The Galaxy, however, released Saragosa in May, following a dreadful start to their 2006 campaign. At the time, Saragosa figured he had played his last match with an MLS team. "I wasn't sure I wanted to stay in the league," he said. "But then Dallas made an offer. They are one of the grand clubs in the MLS, they had great players and they were in first place. I could not say no."
Saragosa joined FCD in July and made his first appearance during a friendly against Tigres. He made his debut memorable with a win-sealing goal in the second half. Saragosa, known as "o Galo" (the rooster) in Brazil, has gone on to start in six regular-season games. "It's a great team," he says. "I am very happy to be a part of it."
Though he's the only Brazilian on the team, Saragosa says he does not feel isolated in the locker room. He has made fast friends with several of the Latino players, including former Galaxy teammate Carlos Ruiz and FCD goalkeeper Dario Sala, who is the only other person on the roster who can speak Portuguese. "I am not lonely because I have friends from Argentina and Guatemala here. But maybe one more Brazilian on the team would be good," Saragosa says, laughing.
Another Brazilian would provide welcomed reinforcement for his ongoing argument with Sala over which country - Argentina or Brazil - has a stronger soccer tradition. It would also give him another vote in the pair's frequent Pele-or-Maradona debates. As it stands now, the keeper and the defensive-minded midfielder settle their differences with PlayStation. During their marathon battles, each man holds the controller of his own national team. "Sometimes Brazil beats Argentina so badly, Dario switches to France," Saragosa says with mock seriousness. "Brazil is the best in the world. It's hard to beat them."
Outside the Pizza Hut Park confines, Saragosa is equally content. His wife, Carolina, is expecting their first child next month, a little boy they plan to name Mateos. The soft-spoken player clearly relishes the thought of giving his baby a chance to realize the American dream. "I am so happy that Mateos will be an American," he said. "He will have so many more opportunities because of it. This makes me very happy."
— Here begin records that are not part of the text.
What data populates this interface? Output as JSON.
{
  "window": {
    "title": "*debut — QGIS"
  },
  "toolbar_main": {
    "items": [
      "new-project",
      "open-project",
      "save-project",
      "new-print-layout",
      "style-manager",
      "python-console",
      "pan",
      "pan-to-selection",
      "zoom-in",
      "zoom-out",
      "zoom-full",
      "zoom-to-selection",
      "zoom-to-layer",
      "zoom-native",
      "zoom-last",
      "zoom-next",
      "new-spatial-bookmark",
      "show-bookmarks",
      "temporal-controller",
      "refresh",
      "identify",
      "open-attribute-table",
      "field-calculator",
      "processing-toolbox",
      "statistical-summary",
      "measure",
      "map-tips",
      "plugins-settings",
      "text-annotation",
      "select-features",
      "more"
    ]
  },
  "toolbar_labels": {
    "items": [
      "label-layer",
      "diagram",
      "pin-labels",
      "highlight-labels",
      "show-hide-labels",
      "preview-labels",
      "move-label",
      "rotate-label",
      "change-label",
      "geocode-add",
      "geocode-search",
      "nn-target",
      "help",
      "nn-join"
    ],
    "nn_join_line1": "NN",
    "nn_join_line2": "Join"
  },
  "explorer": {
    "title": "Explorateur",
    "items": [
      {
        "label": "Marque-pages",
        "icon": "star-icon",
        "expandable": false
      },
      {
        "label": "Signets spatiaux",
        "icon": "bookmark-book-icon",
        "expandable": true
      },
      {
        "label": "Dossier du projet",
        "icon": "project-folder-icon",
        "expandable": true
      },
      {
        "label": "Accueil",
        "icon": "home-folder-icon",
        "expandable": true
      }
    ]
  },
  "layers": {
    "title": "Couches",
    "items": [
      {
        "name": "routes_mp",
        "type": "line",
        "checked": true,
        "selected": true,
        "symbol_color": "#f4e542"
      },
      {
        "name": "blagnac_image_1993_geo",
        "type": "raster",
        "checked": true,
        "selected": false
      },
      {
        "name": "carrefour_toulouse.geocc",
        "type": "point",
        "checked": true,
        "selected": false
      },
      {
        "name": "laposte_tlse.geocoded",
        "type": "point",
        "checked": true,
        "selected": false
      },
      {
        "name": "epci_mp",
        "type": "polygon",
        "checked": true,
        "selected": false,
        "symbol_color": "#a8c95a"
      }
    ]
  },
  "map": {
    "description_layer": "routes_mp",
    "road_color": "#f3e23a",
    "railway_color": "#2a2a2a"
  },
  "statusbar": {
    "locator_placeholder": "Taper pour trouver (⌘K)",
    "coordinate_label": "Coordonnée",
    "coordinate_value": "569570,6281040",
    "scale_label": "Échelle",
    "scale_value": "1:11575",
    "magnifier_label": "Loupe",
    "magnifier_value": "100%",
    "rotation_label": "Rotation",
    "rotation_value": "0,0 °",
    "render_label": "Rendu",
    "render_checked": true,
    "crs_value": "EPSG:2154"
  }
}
Saragosa also hopes his son will be in the stands on Nov. 12 for the MLS Cup championship. He has no doubt that his team will be on the field that day. "There is nothing I want more than to play in the championship in front of our own fans," he said. "There is nothing our entire team wants more."